- [WORK TO BE COMPLETED]: Wherever the string "React" occurs in a line of these records, report that line.

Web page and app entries
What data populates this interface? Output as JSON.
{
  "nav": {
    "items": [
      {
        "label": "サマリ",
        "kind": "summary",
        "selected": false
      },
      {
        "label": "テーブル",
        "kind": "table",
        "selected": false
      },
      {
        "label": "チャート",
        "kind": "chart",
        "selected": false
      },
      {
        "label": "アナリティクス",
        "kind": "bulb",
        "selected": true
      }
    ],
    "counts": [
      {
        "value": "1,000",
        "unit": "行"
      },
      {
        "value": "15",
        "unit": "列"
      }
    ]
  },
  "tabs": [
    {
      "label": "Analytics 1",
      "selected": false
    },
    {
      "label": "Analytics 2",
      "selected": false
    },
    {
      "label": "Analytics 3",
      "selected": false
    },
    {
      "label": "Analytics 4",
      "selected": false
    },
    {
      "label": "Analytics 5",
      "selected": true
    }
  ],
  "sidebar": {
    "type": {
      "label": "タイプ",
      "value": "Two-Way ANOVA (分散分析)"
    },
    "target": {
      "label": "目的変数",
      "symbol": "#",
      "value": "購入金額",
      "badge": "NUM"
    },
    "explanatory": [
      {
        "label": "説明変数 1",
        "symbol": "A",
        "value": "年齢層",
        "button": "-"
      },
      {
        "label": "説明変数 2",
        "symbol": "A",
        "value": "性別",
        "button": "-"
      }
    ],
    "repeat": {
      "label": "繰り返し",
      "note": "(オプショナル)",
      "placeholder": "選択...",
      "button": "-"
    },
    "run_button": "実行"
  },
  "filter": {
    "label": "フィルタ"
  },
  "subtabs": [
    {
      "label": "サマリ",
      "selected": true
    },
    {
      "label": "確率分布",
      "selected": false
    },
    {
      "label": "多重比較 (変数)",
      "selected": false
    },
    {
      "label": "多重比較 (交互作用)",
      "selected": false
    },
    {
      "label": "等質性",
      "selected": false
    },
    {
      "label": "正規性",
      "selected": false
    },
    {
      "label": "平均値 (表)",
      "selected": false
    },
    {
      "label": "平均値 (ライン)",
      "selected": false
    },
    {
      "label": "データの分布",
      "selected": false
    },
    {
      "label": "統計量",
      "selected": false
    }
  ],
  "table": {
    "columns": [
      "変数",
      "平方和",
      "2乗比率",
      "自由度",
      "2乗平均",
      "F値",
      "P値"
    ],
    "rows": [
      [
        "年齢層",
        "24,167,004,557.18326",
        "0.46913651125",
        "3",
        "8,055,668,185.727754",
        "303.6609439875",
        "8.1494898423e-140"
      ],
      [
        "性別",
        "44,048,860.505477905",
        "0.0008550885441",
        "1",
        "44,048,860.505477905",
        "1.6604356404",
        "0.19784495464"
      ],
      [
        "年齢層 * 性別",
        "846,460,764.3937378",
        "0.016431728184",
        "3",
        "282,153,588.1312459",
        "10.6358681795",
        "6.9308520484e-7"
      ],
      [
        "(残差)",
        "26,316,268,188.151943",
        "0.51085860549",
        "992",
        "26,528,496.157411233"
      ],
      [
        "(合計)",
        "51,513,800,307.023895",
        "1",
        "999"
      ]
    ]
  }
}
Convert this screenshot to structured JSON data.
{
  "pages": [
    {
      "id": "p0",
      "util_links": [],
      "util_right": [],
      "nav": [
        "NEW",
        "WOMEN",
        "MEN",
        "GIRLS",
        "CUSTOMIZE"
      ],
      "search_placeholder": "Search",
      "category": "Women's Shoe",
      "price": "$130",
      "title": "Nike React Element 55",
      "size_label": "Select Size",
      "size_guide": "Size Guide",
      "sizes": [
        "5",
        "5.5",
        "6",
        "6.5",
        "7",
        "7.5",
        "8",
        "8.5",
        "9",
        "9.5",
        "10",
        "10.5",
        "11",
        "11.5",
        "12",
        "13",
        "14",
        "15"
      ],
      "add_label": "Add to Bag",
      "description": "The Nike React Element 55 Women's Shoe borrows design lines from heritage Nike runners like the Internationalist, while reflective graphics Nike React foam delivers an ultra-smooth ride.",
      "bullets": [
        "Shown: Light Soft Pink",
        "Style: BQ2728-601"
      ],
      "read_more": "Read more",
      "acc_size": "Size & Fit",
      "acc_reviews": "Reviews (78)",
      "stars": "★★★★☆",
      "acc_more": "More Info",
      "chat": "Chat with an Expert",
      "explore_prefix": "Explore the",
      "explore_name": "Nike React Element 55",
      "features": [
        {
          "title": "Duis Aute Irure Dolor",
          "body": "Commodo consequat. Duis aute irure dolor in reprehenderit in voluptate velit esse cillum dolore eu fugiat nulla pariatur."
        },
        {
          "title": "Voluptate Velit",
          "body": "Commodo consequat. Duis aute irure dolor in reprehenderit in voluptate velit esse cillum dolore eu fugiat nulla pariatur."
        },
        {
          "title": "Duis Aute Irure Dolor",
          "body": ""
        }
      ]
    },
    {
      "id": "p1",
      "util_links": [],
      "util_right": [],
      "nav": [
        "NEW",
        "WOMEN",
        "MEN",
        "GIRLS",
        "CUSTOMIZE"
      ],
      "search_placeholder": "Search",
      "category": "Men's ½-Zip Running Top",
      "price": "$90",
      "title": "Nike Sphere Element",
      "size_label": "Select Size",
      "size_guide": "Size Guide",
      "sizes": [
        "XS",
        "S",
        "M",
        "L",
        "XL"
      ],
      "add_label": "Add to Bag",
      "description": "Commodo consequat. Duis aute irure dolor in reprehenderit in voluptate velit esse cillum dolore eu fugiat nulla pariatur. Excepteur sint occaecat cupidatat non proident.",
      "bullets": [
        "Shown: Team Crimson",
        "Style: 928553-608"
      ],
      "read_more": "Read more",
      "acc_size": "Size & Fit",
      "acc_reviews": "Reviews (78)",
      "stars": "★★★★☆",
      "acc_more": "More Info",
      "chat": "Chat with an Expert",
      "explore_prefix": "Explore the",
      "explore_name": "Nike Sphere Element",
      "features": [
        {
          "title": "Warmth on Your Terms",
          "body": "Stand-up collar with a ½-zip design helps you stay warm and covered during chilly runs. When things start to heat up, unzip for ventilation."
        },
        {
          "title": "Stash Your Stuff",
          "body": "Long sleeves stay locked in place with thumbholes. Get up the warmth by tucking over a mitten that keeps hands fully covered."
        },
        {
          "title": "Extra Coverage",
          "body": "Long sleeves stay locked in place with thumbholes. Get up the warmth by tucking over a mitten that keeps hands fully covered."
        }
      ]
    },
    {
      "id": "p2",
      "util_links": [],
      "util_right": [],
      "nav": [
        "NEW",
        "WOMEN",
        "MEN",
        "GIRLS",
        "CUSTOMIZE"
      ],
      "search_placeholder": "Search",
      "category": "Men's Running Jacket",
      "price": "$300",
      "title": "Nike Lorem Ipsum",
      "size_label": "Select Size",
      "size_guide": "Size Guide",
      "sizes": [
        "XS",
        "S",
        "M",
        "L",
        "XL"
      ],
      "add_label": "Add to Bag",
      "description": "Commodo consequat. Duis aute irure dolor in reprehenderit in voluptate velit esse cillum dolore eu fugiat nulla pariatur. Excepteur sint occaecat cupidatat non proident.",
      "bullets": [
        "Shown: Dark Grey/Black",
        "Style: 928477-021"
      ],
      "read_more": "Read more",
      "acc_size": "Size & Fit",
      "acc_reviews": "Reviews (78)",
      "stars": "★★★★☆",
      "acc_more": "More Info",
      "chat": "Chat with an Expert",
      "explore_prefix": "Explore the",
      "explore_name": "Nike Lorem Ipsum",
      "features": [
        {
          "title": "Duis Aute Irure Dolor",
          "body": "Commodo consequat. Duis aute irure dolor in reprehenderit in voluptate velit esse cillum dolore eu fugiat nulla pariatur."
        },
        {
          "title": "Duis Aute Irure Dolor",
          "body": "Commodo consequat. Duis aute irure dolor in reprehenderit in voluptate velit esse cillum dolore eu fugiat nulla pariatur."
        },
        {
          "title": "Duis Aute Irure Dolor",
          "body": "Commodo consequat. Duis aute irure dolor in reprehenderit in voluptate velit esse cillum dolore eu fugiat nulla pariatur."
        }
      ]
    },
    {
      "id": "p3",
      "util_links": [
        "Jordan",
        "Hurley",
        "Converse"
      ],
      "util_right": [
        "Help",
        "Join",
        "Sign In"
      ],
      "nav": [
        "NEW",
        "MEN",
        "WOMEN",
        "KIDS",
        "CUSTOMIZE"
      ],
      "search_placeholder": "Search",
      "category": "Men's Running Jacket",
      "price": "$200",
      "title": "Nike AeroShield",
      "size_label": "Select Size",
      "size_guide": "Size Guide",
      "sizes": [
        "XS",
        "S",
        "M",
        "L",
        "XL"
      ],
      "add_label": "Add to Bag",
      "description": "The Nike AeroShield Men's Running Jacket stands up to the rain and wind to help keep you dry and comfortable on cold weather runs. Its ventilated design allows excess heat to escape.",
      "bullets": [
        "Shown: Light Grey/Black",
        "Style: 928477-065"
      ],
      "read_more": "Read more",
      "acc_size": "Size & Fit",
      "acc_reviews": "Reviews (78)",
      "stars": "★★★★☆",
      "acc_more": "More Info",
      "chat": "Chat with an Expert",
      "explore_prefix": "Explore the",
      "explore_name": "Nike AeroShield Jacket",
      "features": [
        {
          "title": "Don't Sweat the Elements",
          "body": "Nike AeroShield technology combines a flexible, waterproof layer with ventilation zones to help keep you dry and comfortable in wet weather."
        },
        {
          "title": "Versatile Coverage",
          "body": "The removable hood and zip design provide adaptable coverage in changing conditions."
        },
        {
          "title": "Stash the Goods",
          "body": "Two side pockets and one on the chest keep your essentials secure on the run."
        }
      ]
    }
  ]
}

- [TASK RESULT]:
      "title": "Nike React Element 55",
      "description": "The Nike React Element 55 Women's Shoe borrows design lines from heritage Nike runners like the Internationalist, while reflective graphics Nike React foam delivers an ultra-smooth ride.",
      "explore_name": "Nike React Element 55",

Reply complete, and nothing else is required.